### RECORD EXCERPTS
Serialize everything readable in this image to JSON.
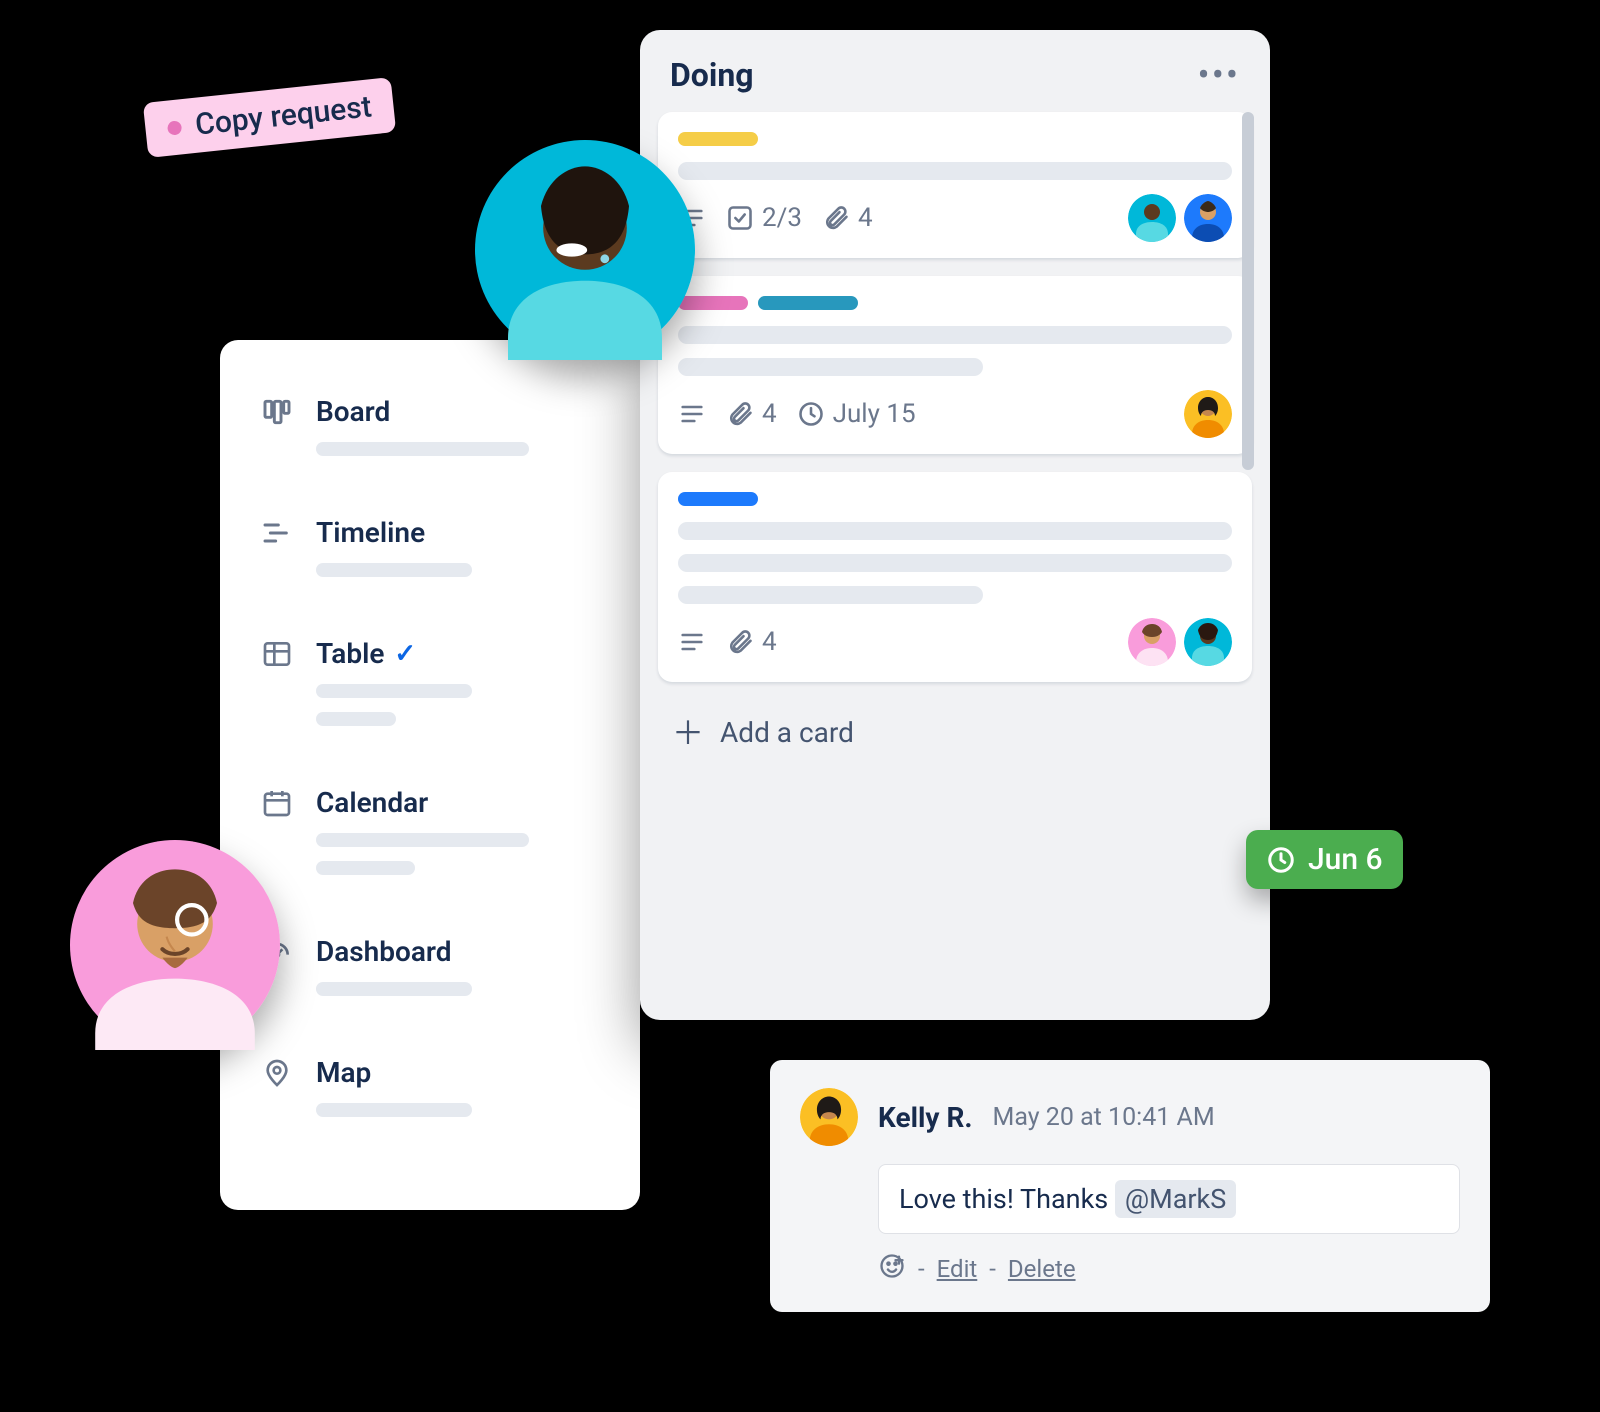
{
  "copy_request": {
    "label": "Copy request"
  },
  "views": {
    "items": [
      {
        "id": "board",
        "label": "Board",
        "checked": false
      },
      {
        "id": "timeline",
        "label": "Timeline",
        "checked": false
      },
      {
        "id": "table",
        "label": "Table",
        "checked": true
      },
      {
        "id": "calendar",
        "label": "Calendar",
        "checked": false
      },
      {
        "id": "dashboard",
        "label": "Dashboard",
        "checked": false
      },
      {
        "id": "map",
        "label": "Map",
        "checked": false
      }
    ]
  },
  "list": {
    "title": "Doing",
    "add_card": "Add a card",
    "cards": [
      {
        "checklist": "2/3",
        "attachments": "4"
      },
      {
        "attachments": "4",
        "due": "July 15"
      },
      {
        "attachments": "4"
      }
    ]
  },
  "due_badge": {
    "label": "Jun 6"
  },
  "comment": {
    "author": "Kelly R.",
    "time": "May 20 at 10:41 AM",
    "body_prefix": "Love this! Thanks ",
    "mention": "@MarkS",
    "edit": "Edit",
    "delete": "Delete",
    "sep": " - "
  }
}
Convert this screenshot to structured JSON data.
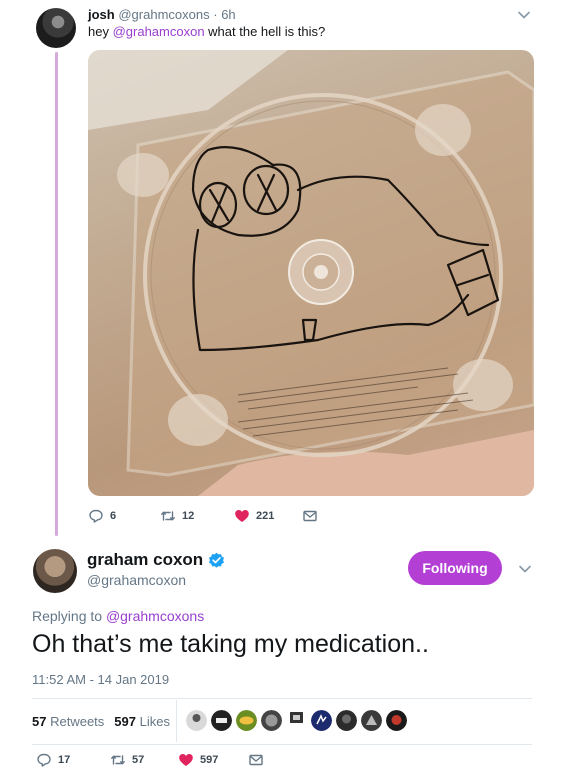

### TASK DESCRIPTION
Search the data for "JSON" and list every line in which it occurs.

### EXERCISE RESULT
Serialize everything readable in this image to JSON.
Convert this screenshot to structured JSON data.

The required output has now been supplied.